-  Mt. 28: “Make disciples!”; Acts 1: “Be my witnesses!”.
-  Cf. Paul’s telling (Phil. 2) of God’s ultimate purposes in Christ, “…that at the name of Jesus every knee shall bow…and every tongue confess that Jesus Christ is Lord, to the glory of God the Father.” See too the expression of these same purposes in the first three petitions of the Lord’s Prayer, each of which evokes the eschatological vision of every human heart rightly related to God in a condition of unsullied trust.
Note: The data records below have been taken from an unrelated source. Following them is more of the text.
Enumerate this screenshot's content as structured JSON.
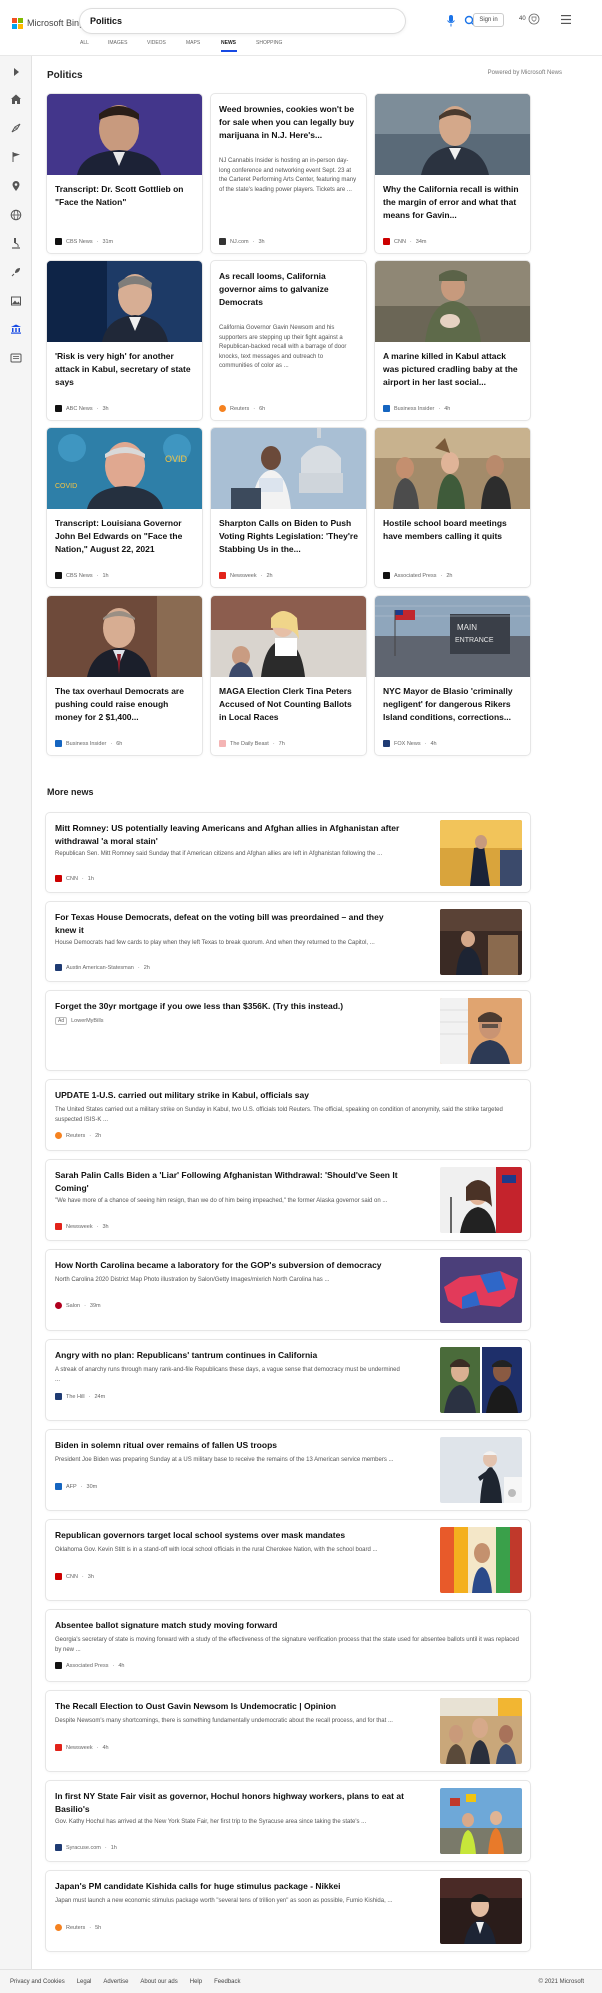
{
  "header": {
    "logo_text": "Microsoft Bing",
    "search_value": "Politics",
    "signin_label": "Sign in",
    "rewards_count": "40",
    "tabs": [
      {
        "label": "ALL"
      },
      {
        "label": "IMAGES"
      },
      {
        "label": "VIDEOS"
      },
      {
        "label": "MAPS"
      },
      {
        "label": "NEWS"
      },
      {
        "label": "SHOPPING"
      }
    ]
  },
  "sidebar": {
    "icons": [
      "expand-arrow-icon",
      "home-icon",
      "compass-icon",
      "flag-icon",
      "map-pin-icon",
      "globe-icon",
      "microscope-icon",
      "rocket-icon",
      "image-icon",
      "bank-icon",
      "newspaper-icon"
    ]
  },
  "main": {
    "section_title": "Politics",
    "powered_by": "Powered by Microsoft News",
    "cards": [
      {
        "title": "Transcript: Dr. Scott Gottlieb on \"Face the Nation\"",
        "snippet": "",
        "source": "CBS News",
        "time": "31m"
      },
      {
        "title": "Weed brownies, cookies won't be for sale when you can legally buy marijuana in N.J. Here's...",
        "snippet": "NJ Cannabis Insider is hosting an in-person day-long conference and networking event Sept. 23 at the Carteret Performing Arts Center, featuring many of the state's leading power players. Tickets are ...",
        "source": "NJ.com",
        "time": "3h"
      },
      {
        "title": "Why the California recall is within the margin of error and what that means for Gavin...",
        "snippet": "",
        "source": "CNN",
        "time": "34m"
      },
      {
        "title": "'Risk is very high' for another attack in Kabul, secretary of state says",
        "snippet": "",
        "source": "ABC News",
        "time": "3h"
      },
      {
        "title": "As recall looms, California governor aims to galvanize Democrats",
        "snippet": "California Governor Gavin Newsom and his supporters are stepping up their fight against a Republican-backed recall with a barrage of door knocks, text messages and outreach to communities of color as ...",
        "source": "Reuters",
        "time": "6h"
      },
      {
        "title": "A marine killed in Kabul attack was pictured cradling baby at the airport in her last social...",
        "snippet": "",
        "source": "Business Insider",
        "time": "4h"
      },
      {
        "title": "Transcript: Louisiana Governor John Bel Edwards on \"Face the Nation,\" August 22, 2021",
        "snippet": "",
        "source": "CBS News",
        "time": "1h"
      },
      {
        "title": "Sharpton Calls on Biden to Push Voting Rights Legislation: 'They're Stabbing Us in the...",
        "snippet": "",
        "source": "Newsweek",
        "time": "2h"
      },
      {
        "title": "Hostile school board meetings have members calling it quits",
        "snippet": "",
        "source": "Associated Press",
        "time": "2h"
      },
      {
        "title": "The tax overhaul Democrats are pushing could raise enough money for 2 $1,400...",
        "snippet": "",
        "source": "Business Insider",
        "time": "6h"
      },
      {
        "title": "MAGA Election Clerk Tina Peters Accused of Not Counting Ballots in Local Races",
        "snippet": "",
        "source": "The Daily Beast",
        "time": "7h"
      },
      {
        "title": "NYC Mayor de Blasio 'criminally negligent' for dangerous Rikers Island conditions, corrections...",
        "snippet": "",
        "source": "FOX News",
        "time": "4h"
      }
    ],
    "more_news_title": "More news",
    "more_news": [
      {
        "title": "Mitt Romney: US potentially leaving Americans and Afghan allies in Afghanistan after withdrawal 'a moral stain'",
        "snippet": "Republican Sen. Mitt Romney said Sunday that if American citizens and Afghan allies are left in Afghanistan following the ...",
        "source": "CNN",
        "time": "1h"
      },
      {
        "title": "For Texas House Democrats, defeat on the voting bill was preordained – and they knew it",
        "snippet": "House Democrats had few cards to play when they left Texas to break quorum. And when they returned to the Capitol, ...",
        "source": "Austin American-Statesman",
        "time": "2h"
      },
      {
        "title": "Forget the 30yr mortgage if you owe less than $356K. (Try this instead.)",
        "snippet": "",
        "ad_label": "Ad",
        "source": "LowerMyBills",
        "time": ""
      },
      {
        "title": "UPDATE 1-U.S. carried out military strike in Kabul, officials say",
        "snippet": "The United States carried out a military strike on Sunday in Kabul, two U.S. officials told Reuters. The official, speaking on condition of anonymity, said the strike targeted suspected ISIS-K ...",
        "source": "Reuters",
        "time": "2h"
      },
      {
        "title": "Sarah Palin Calls Biden a 'Liar' Following Afghanistan Withdrawal: 'Should've Seen It Coming'",
        "snippet": "\"We have more of a chance of seeing him resign, than we do of him being impeached,\" the former Alaska governor said on ...",
        "source": "Newsweek",
        "time": "3h"
      },
      {
        "title": "How North Carolina became a laboratory for the GOP's subversion of democracy",
        "snippet": "North Carolina 2020 District Map Photo illustration by Salon/Getty Images/mixrich North Carolina has ...",
        "source": "Salon",
        "time": "39m"
      },
      {
        "title": "Angry with no plan: Republicans' tantrum continues in California",
        "snippet": "A streak of anarchy runs through many rank-and-file Republicans these days, a vague sense that democracy must be undermined ...",
        "source": "The Hill",
        "time": "24m"
      },
      {
        "title": "Biden in solemn ritual over remains of fallen US troops",
        "snippet": "President Joe Biden was preparing Sunday at a US military base to receive the remains of the 13 American service members ...",
        "source": "AFP",
        "time": "30m"
      },
      {
        "title": "Republican governors target local school systems over mask mandates",
        "snippet": "Oklahoma Gov. Kevin Stitt is in a stand-off with local school officials in the rural Cherokee Nation, with the school board ...",
        "source": "CNN",
        "time": "3h"
      },
      {
        "title": "Absentee ballot signature match study moving forward",
        "snippet": "Georgia's secretary of state is moving forward with a study of the effectiveness of the signature verification process that the state used for absentee ballots until it was replaced by new ...",
        "source": "Associated Press",
        "time": "4h"
      },
      {
        "title": "The Recall Election to Oust Gavin Newsom Is Undemocratic | Opinion",
        "snippet": "Despite Newsom's many shortcomings, there is something fundamentally undemocratic about the recall process, and for that ...",
        "source": "Newsweek",
        "time": "4h"
      },
      {
        "title": "In first NY State Fair visit as governor, Hochul honors highway workers, plans to eat at Basilio's",
        "snippet": "Gov. Kathy Hochul has arrived at the New York State Fair, her first trip to the Syracuse area since taking the state's ...",
        "source": "Syracuse.com",
        "time": "1h"
      },
      {
        "title": "Japan's PM candidate Kishida calls for huge stimulus package - Nikkei",
        "snippet": "Japan must launch a new economic stimulus package worth \"several tens of trillion yen\" as soon as possible, Fumio Kishida, ...",
        "source": "Reuters",
        "time": "5h"
      }
    ]
  },
  "footer": {
    "links": [
      "Privacy and Cookies",
      "Legal",
      "Advertise",
      "About our ads",
      "Help",
      "Feedback"
    ],
    "copyright": "© 2021 Microsoft"
  }
}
-  I use the common designation for this doctrinal nexus. In fact, I prefer the formulation “justification through faith,” for the reason that this seems to do a somewhat better job of keeping faith from becoming an abstract end in itself. Cf. Will Herberg’s assessment, in the late 1950’s, that to hosts of religious Americans it mattered not what one believed concerning God, so long as one believed something. This is a notion that I continue to encounter frequently in my present ministry. From a New Testament perspective, of course, the faith which justifies is always and only faith in the Justifying One, i.e. Christ.
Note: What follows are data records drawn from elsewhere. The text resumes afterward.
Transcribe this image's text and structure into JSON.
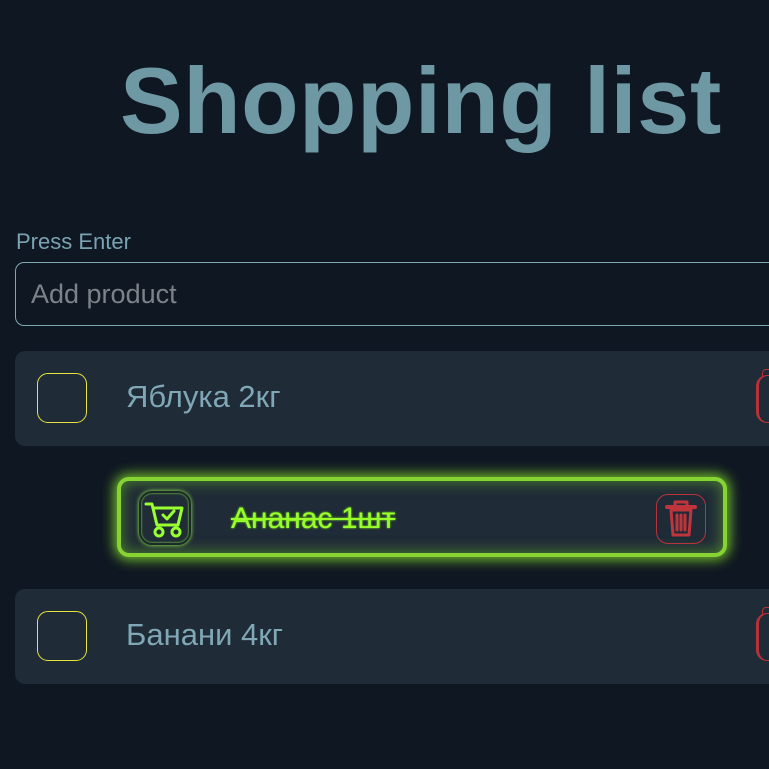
{
  "page": {
    "title": "Shopping list"
  },
  "form": {
    "hint": "Press Enter",
    "placeholder": "Add product"
  },
  "items": [
    {
      "label": "Яблука 2кг",
      "checked": false
    },
    {
      "label": "Ананас 1шт",
      "checked": true
    },
    {
      "label": "Банани 4кг",
      "checked": false
    }
  ],
  "icons": {
    "checked": "cart-check-icon",
    "delete": "trash-icon"
  },
  "colors": {
    "background": "#0f1722",
    "title": "#6e98a4",
    "item_background": "#1f2b37",
    "checkbox_border": "#e7e33f",
    "done_accent": "#86d433",
    "delete_accent": "#b8333a"
  }
}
-  Let this be noted as my understanding, at the most fundamental level, of my own present role in Christian ministry. I use the classic terminology here as a form of professional shorthand.
-  The consequence of wishing to be all things to all people without the anchoring recollection that one is called in all things to represent Christ to all people. Caveat: dogmatically uninformed kerygma will also take a turn toward hardness, and if not sooner, then later. The ultimate function of dogma, after all, is to support and defend the Church’s telling of the Gospel. No wonder, then, that where dogma is ignored, there the first and greatest casualty is the Gospel itself; and where the Gospel withers, there will thrive, as weeds in a garden, the thorns of the latest legalism.